- Hans Cosmas Ngoteya (Tanzania)
As a conservationist, Hans Cosmas Ngoteya has worked to protect some of the world’s most endangered wildlife. However, he has also undertaken a unique initiative to understand the plight of those who poach and log in areas designated as reservations. As he explained to National Geographic, villagers around Katavi National Park told him, “Nature is the thing that always provided for us, so when you put limits on us to access nature, it’s like you’re putting limits for our life.” Now, Ngoteya works to educate and empower locals to see wildlife as a resource to protect and harness instead of aggressively exploit. His work represents a compromise necessary for development in ecologically rich areas of Africa.
- Edna Adan Ismail (Somalia)
Edna Adan Ismail believes that healthcare is a fundamental human right. After a childhood spent assisting her father with his medical duties in a Somali relief camp, she was inspired to start her own hospital. Since then, the Edna Adan University Hospital has treated more than 140,000 patients. The hospital especially focuses on providing mothers with expert obstetric services. To provide this skilled care, Ismail has trained 300 midwives and retrains others regularly to keep their medical knowledge up to date. Her personal story and work for others in her native Somalia are an inspiration to those looking for hope for Africa.
The African continent faces unique development challenges, but the stereotypical images Westerners are familiar with do not tell the full story. There are positive elements along with the negative ones, hope along with pain.
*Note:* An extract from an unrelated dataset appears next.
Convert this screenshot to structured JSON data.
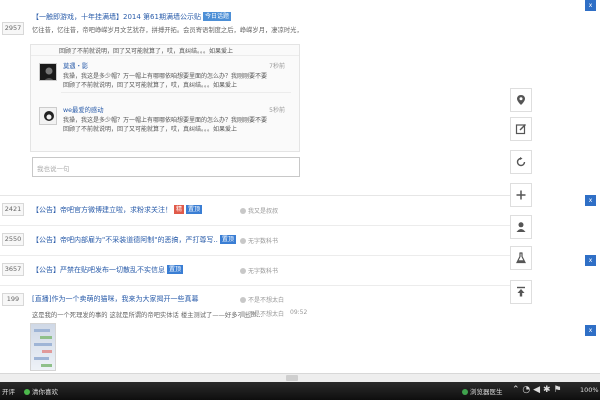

There is hope for Africa with the support of those who believe in its future.
– Lydia Cardwell